### What is expected:
Find the string "body" in the material. Copy every line that has it.

((

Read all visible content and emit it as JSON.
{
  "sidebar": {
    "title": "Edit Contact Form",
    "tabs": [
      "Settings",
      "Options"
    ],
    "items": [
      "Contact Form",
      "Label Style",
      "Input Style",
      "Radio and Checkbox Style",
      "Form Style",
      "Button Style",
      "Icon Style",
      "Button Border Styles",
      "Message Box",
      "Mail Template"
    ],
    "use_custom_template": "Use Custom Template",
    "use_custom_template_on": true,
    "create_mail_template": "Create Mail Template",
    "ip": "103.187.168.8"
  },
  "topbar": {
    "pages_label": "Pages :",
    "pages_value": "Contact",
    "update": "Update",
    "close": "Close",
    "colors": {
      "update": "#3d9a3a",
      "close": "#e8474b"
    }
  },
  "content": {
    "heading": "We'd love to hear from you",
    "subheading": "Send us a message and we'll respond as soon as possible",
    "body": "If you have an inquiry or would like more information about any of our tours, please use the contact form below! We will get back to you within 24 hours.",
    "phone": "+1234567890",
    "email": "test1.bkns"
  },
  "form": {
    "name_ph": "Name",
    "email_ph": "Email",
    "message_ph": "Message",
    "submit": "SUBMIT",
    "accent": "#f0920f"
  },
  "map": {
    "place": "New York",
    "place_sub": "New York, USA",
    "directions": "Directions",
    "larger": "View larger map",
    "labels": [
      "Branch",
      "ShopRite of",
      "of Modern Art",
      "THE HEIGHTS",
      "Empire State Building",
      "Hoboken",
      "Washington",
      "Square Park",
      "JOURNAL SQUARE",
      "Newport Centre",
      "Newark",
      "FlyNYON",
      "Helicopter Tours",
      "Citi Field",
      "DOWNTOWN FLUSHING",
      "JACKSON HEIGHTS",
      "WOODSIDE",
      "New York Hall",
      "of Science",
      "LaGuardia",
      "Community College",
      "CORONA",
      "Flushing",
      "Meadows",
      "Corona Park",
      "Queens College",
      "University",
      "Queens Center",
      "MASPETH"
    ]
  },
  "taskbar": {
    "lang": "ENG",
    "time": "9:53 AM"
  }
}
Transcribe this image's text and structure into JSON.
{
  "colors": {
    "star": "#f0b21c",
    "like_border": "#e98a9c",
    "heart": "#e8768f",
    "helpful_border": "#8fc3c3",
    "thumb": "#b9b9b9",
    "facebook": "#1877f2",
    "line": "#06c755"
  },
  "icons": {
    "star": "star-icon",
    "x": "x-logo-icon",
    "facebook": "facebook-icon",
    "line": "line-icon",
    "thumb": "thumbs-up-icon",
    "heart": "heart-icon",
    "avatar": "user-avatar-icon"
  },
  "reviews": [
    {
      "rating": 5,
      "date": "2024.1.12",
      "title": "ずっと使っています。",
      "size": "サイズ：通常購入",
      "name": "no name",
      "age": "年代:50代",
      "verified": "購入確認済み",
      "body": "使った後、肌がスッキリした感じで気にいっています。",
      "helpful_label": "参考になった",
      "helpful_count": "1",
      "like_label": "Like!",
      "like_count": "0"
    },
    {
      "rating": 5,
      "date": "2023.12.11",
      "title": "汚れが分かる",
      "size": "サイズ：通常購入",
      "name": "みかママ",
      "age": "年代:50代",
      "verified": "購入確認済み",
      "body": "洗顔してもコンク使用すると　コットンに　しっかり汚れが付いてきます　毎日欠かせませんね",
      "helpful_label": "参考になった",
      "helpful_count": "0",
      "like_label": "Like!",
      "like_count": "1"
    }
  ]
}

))

### Response to the exercise:
    "body": "If you have an inquiry or would like more information about any of our tours, please use the contact form below! We will get back to you within 24 hours.",
      "body": "使った後、肌がスッキリした感じで気にいっています。",
      "body": "洗顔してもコンク使用すると　コットンに　しっかり汚れが付いてきます　毎日欠かせませんね",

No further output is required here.